■ Task instructions:
Within the material below, find each line bearing the word "Leaders" and present it.

■ Dataset:
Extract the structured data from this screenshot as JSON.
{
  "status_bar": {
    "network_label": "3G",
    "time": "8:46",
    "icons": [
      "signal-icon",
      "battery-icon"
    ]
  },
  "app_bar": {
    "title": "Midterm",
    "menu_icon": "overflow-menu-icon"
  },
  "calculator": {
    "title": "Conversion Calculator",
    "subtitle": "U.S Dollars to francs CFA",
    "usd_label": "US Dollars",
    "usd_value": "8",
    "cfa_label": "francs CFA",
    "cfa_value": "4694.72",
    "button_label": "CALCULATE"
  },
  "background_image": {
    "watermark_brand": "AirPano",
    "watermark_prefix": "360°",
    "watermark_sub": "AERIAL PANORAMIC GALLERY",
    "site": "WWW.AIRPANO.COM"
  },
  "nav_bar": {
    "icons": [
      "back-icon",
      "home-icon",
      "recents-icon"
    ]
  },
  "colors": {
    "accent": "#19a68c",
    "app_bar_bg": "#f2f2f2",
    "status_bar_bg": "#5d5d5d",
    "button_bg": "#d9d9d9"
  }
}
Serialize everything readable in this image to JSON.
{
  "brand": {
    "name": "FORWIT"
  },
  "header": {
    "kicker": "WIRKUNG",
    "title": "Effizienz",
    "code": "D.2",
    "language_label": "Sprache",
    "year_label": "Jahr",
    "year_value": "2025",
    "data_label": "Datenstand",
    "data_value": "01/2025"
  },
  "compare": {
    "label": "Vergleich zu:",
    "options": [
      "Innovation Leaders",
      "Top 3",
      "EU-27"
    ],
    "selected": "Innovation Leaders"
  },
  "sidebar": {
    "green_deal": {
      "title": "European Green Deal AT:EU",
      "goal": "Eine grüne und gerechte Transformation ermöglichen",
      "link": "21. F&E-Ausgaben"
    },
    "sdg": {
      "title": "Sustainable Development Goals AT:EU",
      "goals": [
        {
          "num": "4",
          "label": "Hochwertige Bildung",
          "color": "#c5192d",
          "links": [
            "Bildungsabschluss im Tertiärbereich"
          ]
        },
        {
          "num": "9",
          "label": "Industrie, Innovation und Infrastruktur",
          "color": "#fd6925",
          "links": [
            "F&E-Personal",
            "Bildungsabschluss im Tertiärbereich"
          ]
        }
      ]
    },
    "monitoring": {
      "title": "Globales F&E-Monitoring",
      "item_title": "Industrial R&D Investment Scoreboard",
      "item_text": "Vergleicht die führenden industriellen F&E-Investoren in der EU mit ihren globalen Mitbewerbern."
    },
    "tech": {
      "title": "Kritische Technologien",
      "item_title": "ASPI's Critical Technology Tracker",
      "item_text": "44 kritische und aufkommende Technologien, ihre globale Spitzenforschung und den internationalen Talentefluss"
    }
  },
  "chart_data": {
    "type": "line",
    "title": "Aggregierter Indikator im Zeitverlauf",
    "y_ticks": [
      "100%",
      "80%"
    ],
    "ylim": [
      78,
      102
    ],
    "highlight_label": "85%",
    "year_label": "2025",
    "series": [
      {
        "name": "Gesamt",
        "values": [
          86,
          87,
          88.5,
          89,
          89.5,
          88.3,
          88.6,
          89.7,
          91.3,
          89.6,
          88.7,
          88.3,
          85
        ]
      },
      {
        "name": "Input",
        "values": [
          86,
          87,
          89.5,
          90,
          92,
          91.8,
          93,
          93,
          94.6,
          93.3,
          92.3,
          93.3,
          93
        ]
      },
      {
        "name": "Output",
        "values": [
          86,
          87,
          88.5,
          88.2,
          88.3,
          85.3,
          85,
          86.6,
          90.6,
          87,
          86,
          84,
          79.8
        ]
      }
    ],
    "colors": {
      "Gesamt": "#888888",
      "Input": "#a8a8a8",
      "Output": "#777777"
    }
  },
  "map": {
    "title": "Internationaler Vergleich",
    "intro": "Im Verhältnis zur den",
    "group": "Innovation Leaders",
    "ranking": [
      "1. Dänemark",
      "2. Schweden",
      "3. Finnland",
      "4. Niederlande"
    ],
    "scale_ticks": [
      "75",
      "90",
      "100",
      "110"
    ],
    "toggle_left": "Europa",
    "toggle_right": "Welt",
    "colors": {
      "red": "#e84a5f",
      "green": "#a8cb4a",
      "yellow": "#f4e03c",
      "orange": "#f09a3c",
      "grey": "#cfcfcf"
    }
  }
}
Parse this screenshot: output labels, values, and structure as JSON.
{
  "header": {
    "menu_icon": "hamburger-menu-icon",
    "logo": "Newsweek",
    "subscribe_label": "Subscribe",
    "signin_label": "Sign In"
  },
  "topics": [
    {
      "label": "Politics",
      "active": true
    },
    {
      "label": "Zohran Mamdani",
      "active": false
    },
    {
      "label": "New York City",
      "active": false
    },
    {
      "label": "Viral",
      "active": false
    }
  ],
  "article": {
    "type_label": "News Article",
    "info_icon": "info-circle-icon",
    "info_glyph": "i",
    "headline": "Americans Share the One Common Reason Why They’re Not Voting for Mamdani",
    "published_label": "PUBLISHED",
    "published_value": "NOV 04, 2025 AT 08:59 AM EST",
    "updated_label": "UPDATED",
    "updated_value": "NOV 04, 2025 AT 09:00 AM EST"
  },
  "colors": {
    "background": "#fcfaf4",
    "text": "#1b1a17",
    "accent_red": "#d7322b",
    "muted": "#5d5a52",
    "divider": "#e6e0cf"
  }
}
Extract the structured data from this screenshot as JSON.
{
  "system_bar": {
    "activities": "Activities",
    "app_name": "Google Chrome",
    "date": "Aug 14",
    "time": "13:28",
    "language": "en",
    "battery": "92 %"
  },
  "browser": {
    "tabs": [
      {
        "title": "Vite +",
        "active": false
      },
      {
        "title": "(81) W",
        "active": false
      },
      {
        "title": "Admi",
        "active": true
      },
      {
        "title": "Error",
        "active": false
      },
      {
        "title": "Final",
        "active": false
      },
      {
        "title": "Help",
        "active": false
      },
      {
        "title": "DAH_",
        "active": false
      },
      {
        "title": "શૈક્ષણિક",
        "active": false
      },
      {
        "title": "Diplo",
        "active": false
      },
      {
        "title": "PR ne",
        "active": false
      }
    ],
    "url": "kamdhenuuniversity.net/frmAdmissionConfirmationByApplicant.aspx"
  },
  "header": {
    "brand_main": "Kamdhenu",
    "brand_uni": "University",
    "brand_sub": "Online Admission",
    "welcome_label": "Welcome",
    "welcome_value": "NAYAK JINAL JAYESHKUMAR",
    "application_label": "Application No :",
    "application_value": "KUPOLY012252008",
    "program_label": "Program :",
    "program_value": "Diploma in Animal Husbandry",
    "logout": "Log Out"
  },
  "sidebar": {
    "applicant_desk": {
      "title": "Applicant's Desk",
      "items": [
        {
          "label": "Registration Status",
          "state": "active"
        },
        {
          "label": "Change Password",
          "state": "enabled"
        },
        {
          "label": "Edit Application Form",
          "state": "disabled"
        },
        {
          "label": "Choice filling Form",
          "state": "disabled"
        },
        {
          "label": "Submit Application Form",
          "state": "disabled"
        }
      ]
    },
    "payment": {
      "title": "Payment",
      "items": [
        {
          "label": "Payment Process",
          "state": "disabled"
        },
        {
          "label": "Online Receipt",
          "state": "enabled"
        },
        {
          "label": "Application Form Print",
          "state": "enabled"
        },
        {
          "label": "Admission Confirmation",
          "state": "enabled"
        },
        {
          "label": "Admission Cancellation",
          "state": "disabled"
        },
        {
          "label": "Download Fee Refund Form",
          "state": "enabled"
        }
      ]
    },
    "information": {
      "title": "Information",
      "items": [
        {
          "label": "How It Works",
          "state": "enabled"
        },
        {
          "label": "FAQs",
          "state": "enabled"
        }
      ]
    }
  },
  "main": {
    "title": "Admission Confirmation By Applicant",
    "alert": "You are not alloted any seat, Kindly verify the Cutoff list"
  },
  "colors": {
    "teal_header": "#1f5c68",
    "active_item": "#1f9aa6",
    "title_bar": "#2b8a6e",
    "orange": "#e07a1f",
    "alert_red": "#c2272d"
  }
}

■ Solution to this task:
      "Innovation Leaders",
    "selected": "Innovation Leaders"
    "group": "Innovation Leaders",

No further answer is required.